Discussion of social evils on the theme of 'a decline in values' which argues that it is the responsibility of each of us to confront such difficulties.

Written by:
Anthony Grayling
Date published:


The JRF’s recent public consultation revealed a strong sense of unease about some of the changes shaping British society. This Viewpoint continues the discussion about modern ‘social evils’ on the theme of a decline in values’. Anthony Grayling argues that it is the responsibility of each of us to confront such difficulties by getting them in proportion; working out if they really are problems; and deciding what we can do about them, individually and collectively.

Key points

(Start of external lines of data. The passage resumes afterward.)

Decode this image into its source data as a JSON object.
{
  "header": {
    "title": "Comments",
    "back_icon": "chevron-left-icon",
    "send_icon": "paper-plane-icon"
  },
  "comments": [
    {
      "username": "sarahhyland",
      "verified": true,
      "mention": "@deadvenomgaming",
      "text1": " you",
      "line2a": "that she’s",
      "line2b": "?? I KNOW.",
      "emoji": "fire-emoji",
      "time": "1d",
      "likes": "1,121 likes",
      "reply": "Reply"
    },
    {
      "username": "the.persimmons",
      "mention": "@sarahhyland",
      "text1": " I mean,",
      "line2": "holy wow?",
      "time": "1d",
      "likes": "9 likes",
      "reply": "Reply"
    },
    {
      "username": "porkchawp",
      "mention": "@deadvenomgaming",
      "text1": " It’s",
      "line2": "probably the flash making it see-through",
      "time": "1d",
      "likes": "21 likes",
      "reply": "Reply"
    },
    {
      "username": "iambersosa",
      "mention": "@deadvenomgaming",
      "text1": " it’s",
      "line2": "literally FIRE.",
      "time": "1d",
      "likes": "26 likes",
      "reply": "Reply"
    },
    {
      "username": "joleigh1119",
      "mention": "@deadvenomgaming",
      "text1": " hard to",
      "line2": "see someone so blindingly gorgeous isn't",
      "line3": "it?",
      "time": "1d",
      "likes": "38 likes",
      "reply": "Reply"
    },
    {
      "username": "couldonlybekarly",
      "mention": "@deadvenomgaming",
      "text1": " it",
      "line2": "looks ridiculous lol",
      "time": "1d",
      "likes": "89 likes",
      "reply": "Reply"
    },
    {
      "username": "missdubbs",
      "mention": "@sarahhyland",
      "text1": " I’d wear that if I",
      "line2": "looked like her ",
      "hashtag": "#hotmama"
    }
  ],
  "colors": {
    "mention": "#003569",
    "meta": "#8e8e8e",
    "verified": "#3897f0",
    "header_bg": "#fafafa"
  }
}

  • Every generation thinks that the past was a better place and that its own time is one of crisis. Yet contemporary Western liberal democratic societies offer greatly better lives for the majority than fifty or a hundred years ago.
  • Lament over the demise of traditional forms of community overlooks the new forms of community, especially among the young, made possible by the Internet. Now there is a wider range of shared experience and knowledge in the nation as a whole.
  • Personal autonomy and responsibility, self-determination and independence are far more likely to promote than to degrade concern for others. The illusion of a breakdown in civil intercourse, for which individualism is blamed, is far more the result of a contrast between the worlds we occupy as children and adults.
  • Most consumption is a means to the enjoyment that possession offers, and the process itself is therefore often pleasurable.
  • Our own time is greatly more moral, equitable, just and caring than the Victorian age.
  • There can be and are good and happy families with only one parent in them, and achieving this is the desideratum that society should work towards without preconceptions about traditional models and numbers.
  • We must find ways of giving young people responsibility, recognition, status, self-respect, and a chance to acquire and internalise self-discipline – for self-discipline is a liberating power and transforms life for the better.
  • To decriminalise drugs and their use, and to place them into the same framework as alcohol, would reduce the allure of drugs, free police time, and wipe out the criminal drug industry at a stroke.
  • That inequalities persist is a cost of the other benefits that accrue from the arrangements of contemporary Western liberal democracies. As long as continual efforts at rebalancing are maintained, it is a cost worth paying.
  • Crime and violence are endemic in human societies but people (aided by the media) tend to over-inflate its seriousness.